[Source records]

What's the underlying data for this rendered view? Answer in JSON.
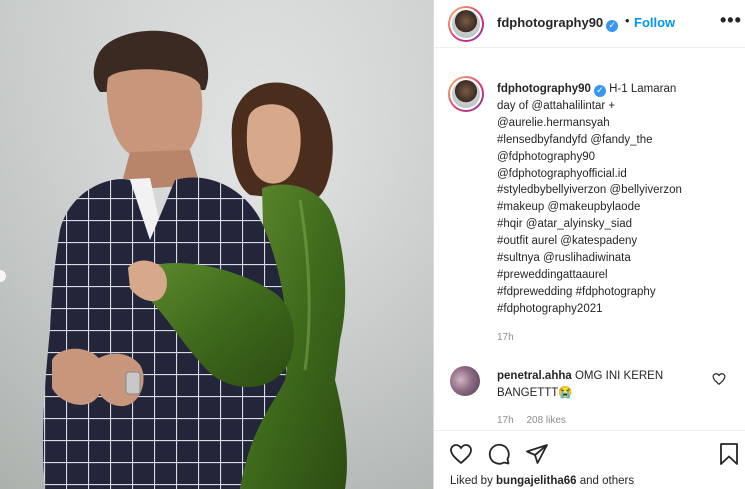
{
  "post": {
    "username": "fdphotography90",
    "dot": "•",
    "follow_label": "Follow",
    "more_label": "•••"
  },
  "caption": {
    "username": "fdphotography90",
    "lines": [
      "H-1 Lamaran",
      "day of @attahalilintar +",
      "@aurelie.hermansyah",
      "#lensedbyfandyfd @fandy_the",
      "@fdphotography90",
      "@fdphotographyofficial.id",
      "#styledbybellyiverzon @bellyiverzon",
      "#makeup @makeupbylaode",
      "#hqir @atar_alyinsky_siad",
      "#outfit aurel @katespadeny",
      "#sultnya @ruslihadiwinata",
      "#preweddingattaaurel",
      "#fdprewedding #fdphotography",
      "#fdphotography2021"
    ],
    "time": "17h"
  },
  "comment": {
    "username": "penetral.ahha",
    "text": "OMG INI KEREN BANGETTT😭",
    "time": "17h",
    "likes": "208 likes"
  },
  "likes_line": {
    "prefix": "Liked by ",
    "username": "bungajelitha66",
    "suffix": " and others"
  },
  "icons": {
    "like": "heart-icon",
    "comment": "comment-icon",
    "share": "share-icon",
    "save": "bookmark-icon",
    "verified": "verified-badge-icon"
  },
  "colors": {
    "follow": "#0095f6",
    "verified": "#3897f0",
    "muted": "#8e8e8e"
  }
}
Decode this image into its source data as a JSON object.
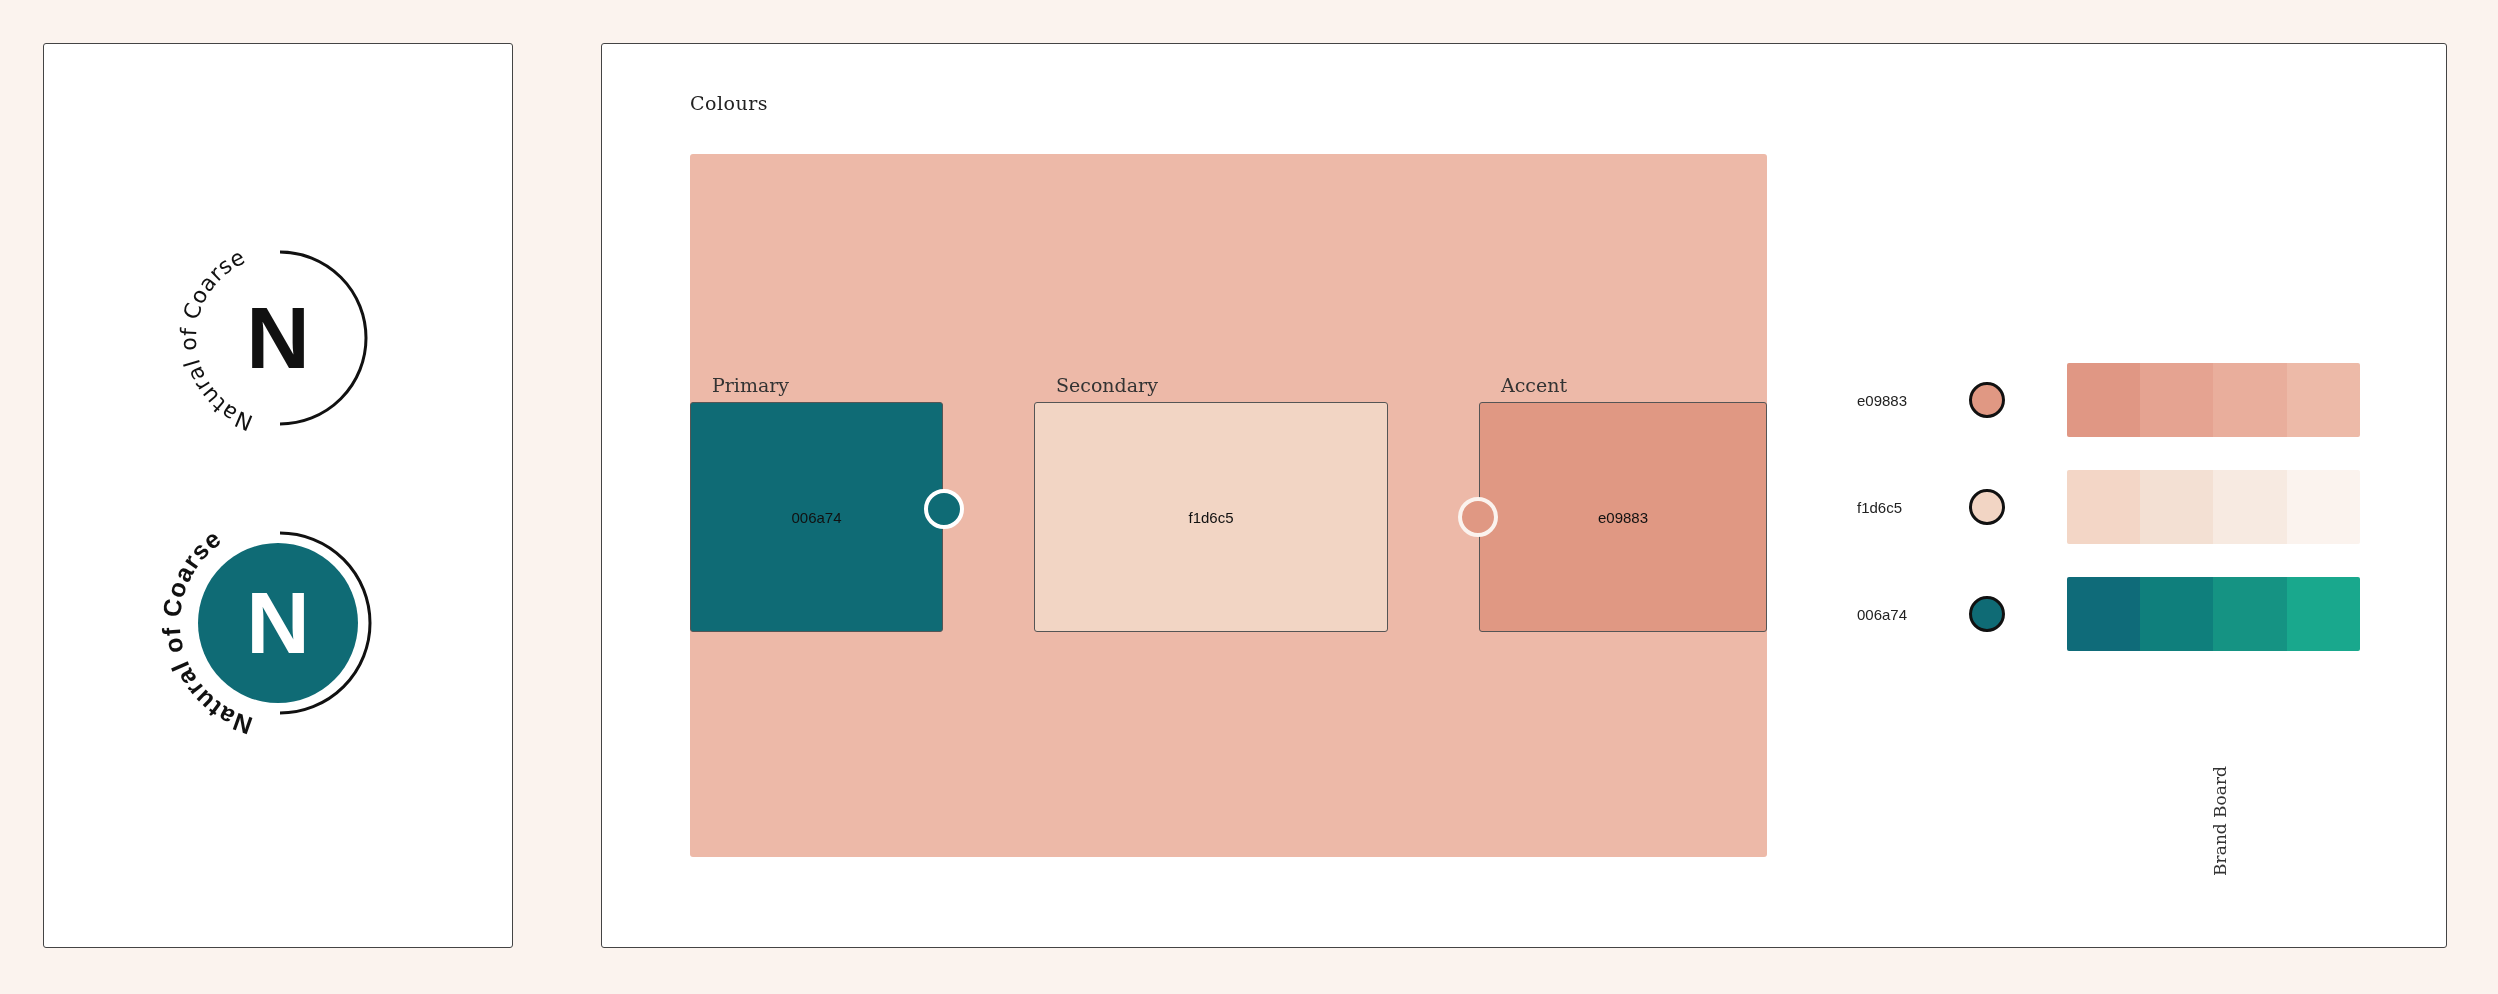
{
  "logo_panel": {
    "logos": [
      {
        "kind": "outline",
        "wordmark": "Natural of Coarse",
        "monogram": "N"
      },
      {
        "kind": "filled",
        "wordmark": "Natural of Coarse",
        "monogram": "N",
        "color": "#0f6b75"
      }
    ]
  },
  "board": {
    "title": "Colours",
    "side_label": "Brand Board",
    "swatches": [
      {
        "label": "Primary",
        "hex": "006a74",
        "color": "#0f6b75",
        "handle_right": true
      },
      {
        "label": "Secondary",
        "hex": "f1d6c5",
        "color": "#f2d5c4"
      },
      {
        "label": "Accent",
        "hex": "e09883",
        "color": "#e09883",
        "handle_left": true
      }
    ],
    "palette": [
      {
        "hex": "e09883",
        "color": "#e09883",
        "shades": [
          {
            "color": "#e09784"
          },
          {
            "color": "#e5a391"
          },
          {
            "color": "#e9ae9c"
          },
          {
            "color": "#edbaa8"
          }
        ]
      },
      {
        "hex": "f1d6c5",
        "color": "#f2d5c4",
        "shades": [
          {
            "color": "#f3d6c6"
          },
          {
            "color": "#f3e0d3"
          },
          {
            "color": "#f7eae1"
          },
          {
            "color": "#fbf3ee"
          }
        ]
      },
      {
        "hex": "006a74",
        "color": "#0f6b75",
        "shades": [
          {
            "color": "#0f6b79"
          },
          {
            "color": "#0f7f7c"
          },
          {
            "color": "#159383"
          },
          {
            "color": "#19a88d"
          }
        ]
      }
    ]
  }
}
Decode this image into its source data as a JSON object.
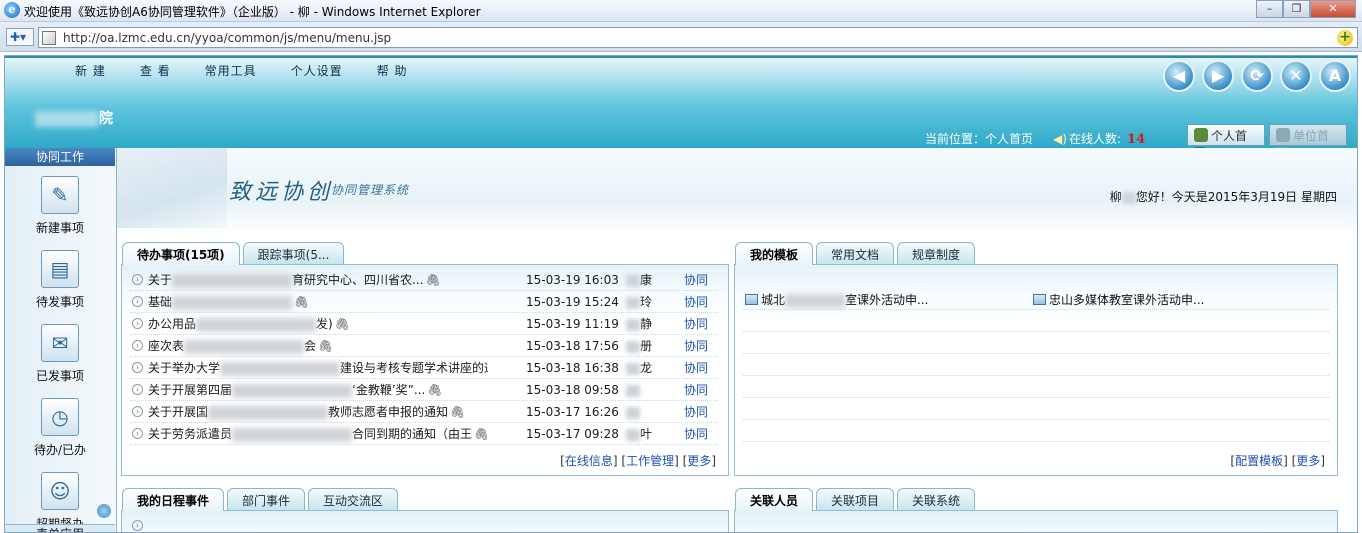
{
  "window": {
    "title": "欢迎使用《致远协创A6协同管理软件》（企业版） - 柳   ",
    "title_suffix": "- Windows Internet Explorer",
    "buttons": [
      "–",
      "❐",
      "✕"
    ]
  },
  "address": {
    "url": "http://oa.lzmc.edu.cn/yyoa/common/js/menu/menu.jsp"
  },
  "header": {
    "menu": [
      "新  建",
      "查  看",
      "常用工具",
      "个人设置",
      "帮  助"
    ],
    "org_suffix": "院",
    "location_label": "当前位置：个人首页",
    "online_label": "在线人数:",
    "online_count": "14",
    "personal_home": "个人首页",
    "unit_home": "单位首页",
    "icons": [
      "back-icon",
      "forward-icon",
      "refresh-icon",
      "close-icon",
      "font-size-icon"
    ]
  },
  "sidebar": {
    "header": "协同工作",
    "items": [
      {
        "label": "新建事项",
        "icon": "new-item-icon"
      },
      {
        "label": "待发事项",
        "icon": "pending-send-icon"
      },
      {
        "label": "已发事项",
        "icon": "sent-item-icon"
      },
      {
        "label": "待办/已办",
        "icon": "todo-done-icon"
      },
      {
        "label": "超期督办",
        "icon": "overdue-supervise-icon"
      }
    ],
    "bottom": "表单应用"
  },
  "banner": {
    "brand": "致远协创",
    "brand_sub": "协同管理系统",
    "greeting_prefix": "柳",
    "greeting": "您好！今天是2015年3月19日 星期四"
  },
  "todo_panel": {
    "tabs": [
      "待办事项(15项)",
      "跟踪事项(5..."
    ],
    "rows": [
      {
        "title_a": "关于",
        "title_b": "育研究中心、四川省农...",
        "clip": true,
        "date": "15-03-19 16:03",
        "sender": "康",
        "category": "协同"
      },
      {
        "title_a": "基础",
        "title_b": "",
        "clip": true,
        "date": "15-03-19 15:24",
        "sender": "玲",
        "category": "协同"
      },
      {
        "title_a": "办公用品",
        "title_b": "发)",
        "clip": true,
        "date": "15-03-19 11:19",
        "sender": "静",
        "category": "协同"
      },
      {
        "title_a": "座次表",
        "title_b": "会",
        "clip": true,
        "date": "15-03-18 17:56",
        "sender": "册",
        "category": "协同"
      },
      {
        "title_a": "关于举办大学",
        "title_b": "建设与考核专题学术讲座的通知",
        "clip": true,
        "date": "15-03-18 16:38",
        "sender": "龙",
        "category": "协同"
      },
      {
        "title_a": "关于开展第四届",
        "title_b": "‘金教鞭’奖”...",
        "clip": true,
        "date": "15-03-18 09:58",
        "sender": "",
        "category": "协同"
      },
      {
        "title_a": "关于开展国",
        "title_b": "教师志愿者申报的通知",
        "clip": true,
        "date": "15-03-17 16:26",
        "sender": "",
        "category": "协同"
      },
      {
        "title_a": "关于劳务派遣员",
        "title_b": "合同到期的通知（由王",
        "clip": true,
        "date": "15-03-17 09:28",
        "sender": "叶",
        "category": "协同"
      }
    ],
    "links": [
      "在线信息",
      "工作管理",
      "更多"
    ]
  },
  "template_panel": {
    "tabs": [
      "我的模板",
      "常用文档",
      "规章制度"
    ],
    "items": [
      {
        "prefix": "城北",
        "suffix": "室课外活动申..."
      },
      {
        "prefix": "",
        "suffix": "忠山多媒体教室课外活动申..."
      }
    ],
    "links": [
      "配置模板",
      "更多"
    ]
  },
  "schedule_panel": {
    "tabs": [
      "我的日程事件",
      "部门事件",
      "互动交流区"
    ]
  },
  "related_panel": {
    "tabs": [
      "关联人员",
      "关联项目",
      "关联系统"
    ]
  }
}
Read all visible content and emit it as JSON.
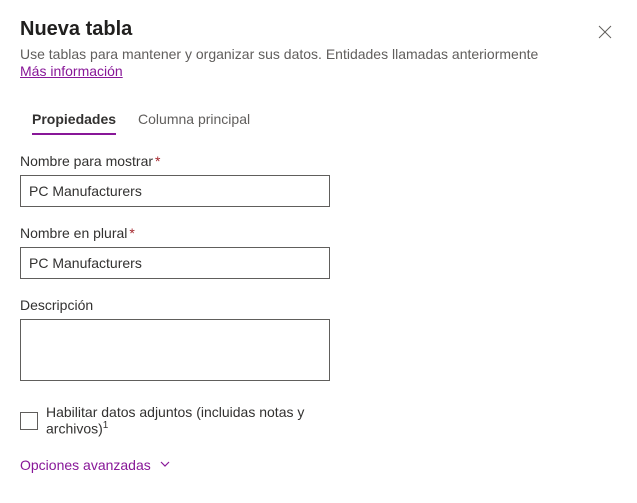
{
  "header": {
    "title": "Nueva tabla",
    "subtitle": "Use tablas para mantener y organizar sus datos. Entidades llamadas anteriormente",
    "more_info": "Más información"
  },
  "tabs": {
    "properties": "Propiedades",
    "primary_column": "Columna principal"
  },
  "form": {
    "display_name_label": "Nombre para mostrar",
    "display_name_value": "PC Manufacturers",
    "plural_label": "Nombre en plural",
    "plural_value": "PC Manufacturers",
    "description_label": "Descripción",
    "description_value": "",
    "attachments_label": "Habilitar datos adjuntos (incluidas notas y archivos)",
    "attachments_sup": "1",
    "advanced_label": "Opciones avanzadas"
  },
  "required_marker": "*"
}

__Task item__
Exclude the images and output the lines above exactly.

__Written solution__
What's the underlying data for this rendered view? Answer in JSON.
{
  "post": {
    "username": "fdphotography90",
    "dot": "•",
    "follow_label": "Follow",
    "more_label": "•••"
  },
  "caption": {
    "username": "fdphotography90",
    "lines": [
      "H-1 Lamaran",
      "day of @attahalilintar +",
      "@aurelie.hermansyah",
      "#lensedbyfandyfd @fandy_the",
      "@fdphotography90",
      "@fdphotographyofficial.id",
      "#styledbybellyiverzon @bellyiverzon",
      "#makeup @makeupbylaode",
      "#hqir @atar_alyinsky_siad",
      "#outfit aurel @katespadeny",
      "#sultnya @ruslihadiwinata",
      "#preweddingattaaurel",
      "#fdprewedding #fdphotography",
      "#fdphotography2021"
    ],
    "time": "17h"
  },
  "comment": {
    "username": "penetral.ahha",
    "text": "OMG INI KEREN BANGETTT😭",
    "time": "17h",
    "likes": "208 likes"
  },
  "likes_line": {
    "prefix": "Liked by ",
    "username": "bungajelitha66",
    "suffix": " and others"
  },
  "icons": {
    "like": "heart-icon",
    "comment": "comment-icon",
    "share": "share-icon",
    "save": "bookmark-icon",
    "verified": "verified-badge-icon"
  },
  "colors": {
    "follow": "#0095f6",
    "verified": "#3897f0",
    "muted": "#8e8e8e"
  }
}
Decode this image into its source data as a JSON object.
{
  "logo_panel": {
    "logos": [
      {
        "kind": "outline",
        "wordmark": "Natural of Coarse",
        "monogram": "N"
      },
      {
        "kind": "filled",
        "wordmark": "Natural of Coarse",
        "monogram": "N",
        "color": "#0f6b75"
      }
    ]
  },
  "board": {
    "title": "Colours",
    "side_label": "Brand Board",
    "swatches": [
      {
        "label": "Primary",
        "hex": "006a74",
        "color": "#0f6b75",
        "handle_right": true
      },
      {
        "label": "Secondary",
        "hex": "f1d6c5",
        "color": "#f2d5c4"
      },
      {
        "label": "Accent",
        "hex": "e09883",
        "color": "#e09883",
        "handle_left": true
      }
    ],
    "palette": [
      {
        "hex": "e09883",
        "color": "#e09883",
        "shades": [
          {
            "color": "#e09784"
          },
          {
            "color": "#e5a391"
          },
          {
            "color": "#e9ae9c"
          },
          {
            "color": "#edbaa8"
          }
        ]
      },
      {
        "hex": "f1d6c5",
        "color": "#f2d5c4",
        "shades": [
          {
            "color": "#f3d6c6"
          },
          {
            "color": "#f3e0d3"
          },
          {
            "color": "#f7eae1"
          },
          {
            "color": "#fbf3ee"
          }
        ]
      },
      {
        "hex": "006a74",
        "color": "#0f6b75",
        "shades": [
          {
            "color": "#0f6b79"
          },
          {
            "color": "#0f7f7c"
          },
          {
            "color": "#159383"
          },
          {
            "color": "#19a88d"
          }
        ]
      }
    ]
  }
}
Decode this image into its source data as a JSON object.
{
  "window": {
    "title": "欢迎使用《致远协创A6协同管理软件》（企业版） - 柳   ",
    "title_suffix": "- Windows Internet Explorer",
    "buttons": [
      "–",
      "❐",
      "✕"
    ]
  },
  "address": {
    "url": "http://oa.lzmc.edu.cn/yyoa/common/js/menu/menu.jsp"
  },
  "header": {
    "menu": [
      "新  建",
      "查  看",
      "常用工具",
      "个人设置",
      "帮  助"
    ],
    "org_suffix": "院",
    "location_label": "当前位置：个人首页",
    "online_label": "在线人数:",
    "online_count": "14",
    "personal_home": "个人首页",
    "unit_home": "单位首页",
    "icons": [
      "back-icon",
      "forward-icon",
      "refresh-icon",
      "close-icon",
      "font-size-icon"
    ]
  },
  "sidebar": {
    "header": "协同工作",
    "items": [
      {
        "label": "新建事项",
        "icon": "new-item-icon"
      },
      {
        "label": "待发事项",
        "icon": "pending-send-icon"
      },
      {
        "label": "已发事项",
        "icon": "sent-item-icon"
      },
      {
        "label": "待办/已办",
        "icon": "todo-done-icon"
      },
      {
        "label": "超期督办",
        "icon": "overdue-supervise-icon"
      }
    ],
    "bottom": "表单应用"
  },
  "banner": {
    "brand": "致远协创",
    "brand_sub": "协同管理系统",
    "greeting_prefix": "柳",
    "greeting": "您好！今天是2015年3月19日 星期四"
  },
  "todo_panel": {
    "tabs": [
      "待办事项(15项)",
      "跟踪事项(5..."
    ],
    "rows": [
      {
        "title_a": "关于",
        "title_b": "育研究中心、四川省农...",
        "clip": true,
        "date": "15-03-19 16:03",
        "sender": "康",
        "category": "协同"
      },
      {
        "title_a": "基础",
        "title_b": "",
        "clip": true,
        "date": "15-03-19 15:24",
        "sender": "玲",
        "category": "协同"
      },
      {
        "title_a": "办公用品",
        "title_b": "发)",
        "clip": true,
        "date": "15-03-19 11:19",
        "sender": "静",
        "category": "协同"
      },
      {
        "title_a": "座次表",
        "title_b": "会",
        "clip": true,
        "date": "15-03-18 17:56",
        "sender": "册",
        "category": "协同"
      },
      {
        "title_a": "关于举办大学",
        "title_b": "建设与考核专题学术讲座的通知",
        "clip": true,
        "date": "15-03-18 16:38",
        "sender": "龙",
        "category": "协同"
      },
      {
        "title_a": "关于开展第四届",
        "title_b": "‘金教鞭’奖”...",
        "clip": true,
        "date": "15-03-18 09:58",
        "sender": "",
        "category": "协同"
      },
      {
        "title_a": "关于开展国",
        "title_b": "教师志愿者申报的通知",
        "clip": true,
        "date": "15-03-17 16:26",
        "sender": "",
        "category": "协同"
      },
      {
        "title_a": "关于劳务派遣员",
        "title_b": "合同到期的通知（由王",
        "clip": true,
        "date": "15-03-17 09:28",
        "sender": "叶",
        "category": "协同"
      }
    ],
    "links": [
      "在线信息",
      "工作管理",
      "更多"
    ]
  },
  "template_panel": {
    "tabs": [
      "我的模板",
      "常用文档",
      "规章制度"
    ],
    "items": [
      {
        "prefix": "城北",
        "suffix": "室课外活动申..."
      },
      {
        "prefix": "",
        "suffix": "忠山多媒体教室课外活动申..."
      }
    ],
    "links": [
      "配置模板",
      "更多"
    ]
  },
  "schedule_panel": {
    "tabs": [
      "我的日程事件",
      "部门事件",
      "互动交流区"
    ]
  },
  "related_panel": {
    "tabs": [
      "关联人员",
      "关联项目",
      "关联系统"
    ]
  }
}
Read all visible content and emit it as JSON.
{
  "header": {
    "title": "Nueva tabla",
    "subtitle": "Use tablas para mantener y organizar sus datos. Entidades llamadas anteriormente",
    "more_info": "Más información"
  },
  "tabs": {
    "properties": "Propiedades",
    "primary_column": "Columna principal"
  },
  "form": {
    "display_name_label": "Nombre para mostrar",
    "display_name_value": "PC Manufacturers",
    "plural_label": "Nombre en plural",
    "plural_value": "PC Manufacturers",
    "description_label": "Descripción",
    "description_value": "",
    "attachments_label": "Habilitar datos adjuntos (incluidas notas y archivos)",
    "attachments_sup": "1",
    "advanced_label": "Opciones avanzadas"
  },
  "required_marker": "*"
}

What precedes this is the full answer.